‘Wassat?’ Common IT security tech terms baffle Millennials

A new study by Specops Software shows that 70% don’t know what ‘spam’ means, over a third don’t know how to delete their search history – and 67% can’t define ‘phishing’. Ouch!

Posted 21 May 2020 by

Gen Z, we know is, totally IT-savvy. How true is that of those aged 34 to 39 to (so born between about 1981 and 1986), though? The answer, as they say in the clickbait headlines, will shock you – especially if you’re a Cybersecurity professional.

To find out, Specops Software surveyed 2,445 of the so-say ‘Millennial’ age group who self-identified as regular computer users to discover which tech terms and computer tasks baffle them the most.

Specops Software

The tech task that baffles millennials the most is using a VPN. Despite its necessity to protect remote workers accessing company data, a whopping 92% can’t – potentially very worrying news for Cyber teams trying to make #WorkingFromHome a safe and easy process during Lockdown.

This is followed by enabling a firewall, which is seen as essential for protecting against attacks, only 11% know how to – 89% don’t know how.

Other simple IT tasks Millennials supposedly can’t do include:

  • Factory reset a laptop – 85% 
  • Troubleshoot problems – 43% 
  • Delete search history – 34% 
  • Search in incognito – 29% 

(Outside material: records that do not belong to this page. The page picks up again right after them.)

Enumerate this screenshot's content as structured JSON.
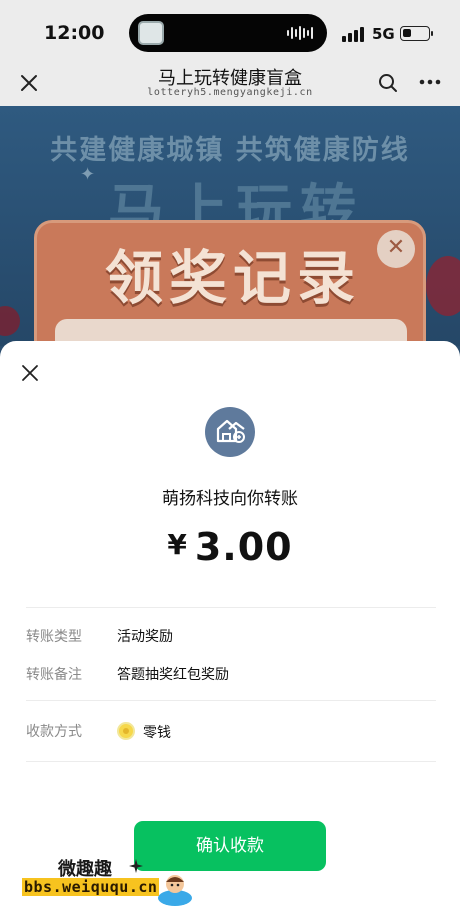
{
  "status_bar": {
    "time": "12:00",
    "network": "5G",
    "battery_level": 0.35
  },
  "nav": {
    "title": "马上玩转健康盲盒",
    "url": "lotteryh5.mengyangkeji.cn"
  },
  "game": {
    "slogan": "共建健康城镇 共筑健康防线",
    "logo": "马上玩转",
    "card_title": "领奖记录",
    "card_close": "✕"
  },
  "transfer": {
    "payer_text": "萌扬科技向你转账",
    "currency": "¥",
    "amount": "3.00",
    "rows": [
      {
        "label": "转账类型",
        "value": "活动奖励"
      },
      {
        "label": "转账备注",
        "value": "答题抽奖红包奖励"
      }
    ],
    "method_label": "收款方式",
    "method_value": "零钱",
    "confirm_label": "确认收款"
  },
  "watermark": {
    "title": "微趣趣",
    "url": "bbs.weiququ.cn"
  },
  "colors": {
    "accent_green": "#07c160",
    "avatar_bg": "#5f7a9c",
    "coin": "#f6d84b"
  },
  "icons": [
    "close-icon",
    "search-icon",
    "more-icon",
    "merchant-store-icon",
    "coin-icon"
  ]
}
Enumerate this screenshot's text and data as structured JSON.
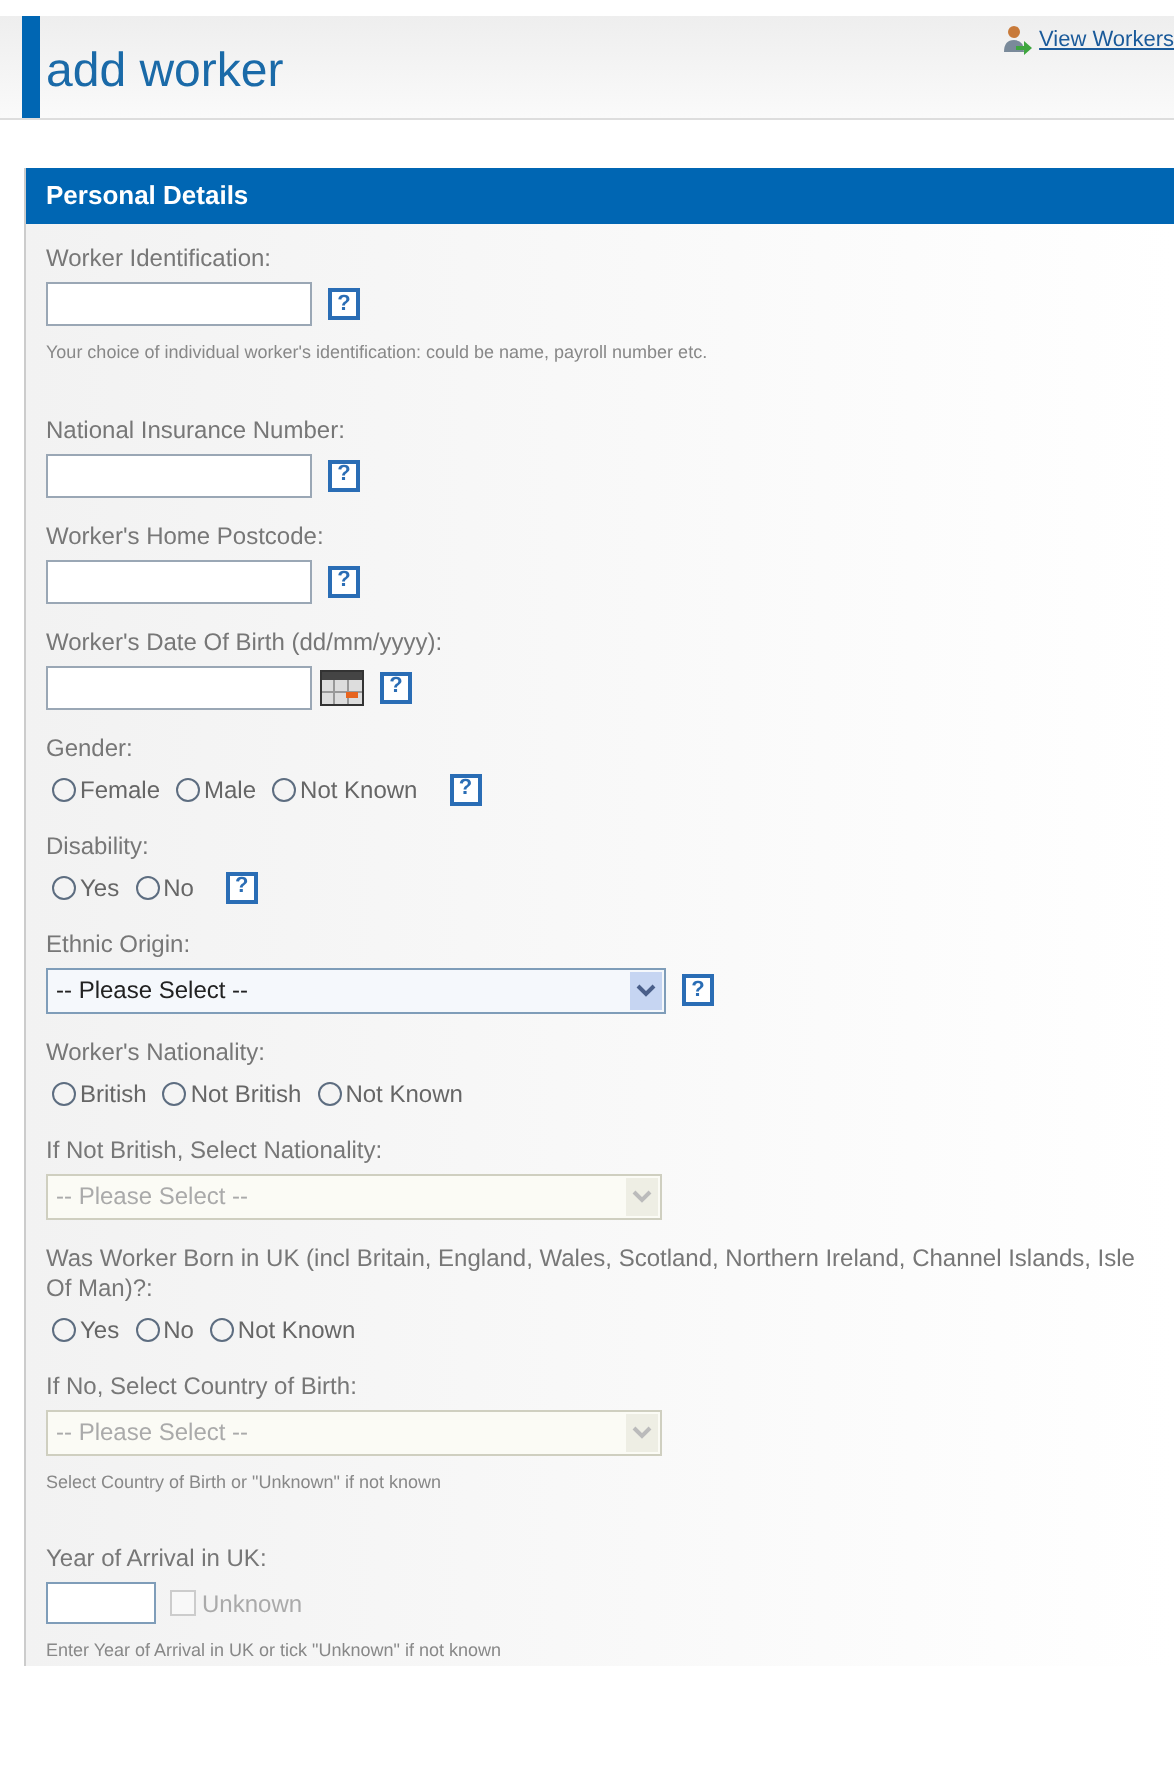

The task Millennials are most comfortable with is opening and running task managers (81% can do it), followed by running an antivirus scan– yet, a concerning 23% can’t do this!

When asked which technical terms they know, millennials know firewall the least – a whopping 82% couldn’t define it, while other mystery common IT terms that are also a mystery are:

  • HTML – 71%
  • Spam – 70%
  • Phishing – 67% 
  • LAN – 64% 
  • Bandwidth – 51%

Finally, 76% had to ‘Pass’ when asked if they knew what malware is, while 61% said they wouldn’t know what to do if they were hacked, compared with 39% who would. And of those that have been hacked, a concerning 73% said they hadn’t, or wouldn’t, change their behaviour. Only 27% would consider taking extra precautions to safeguard themselves for the future.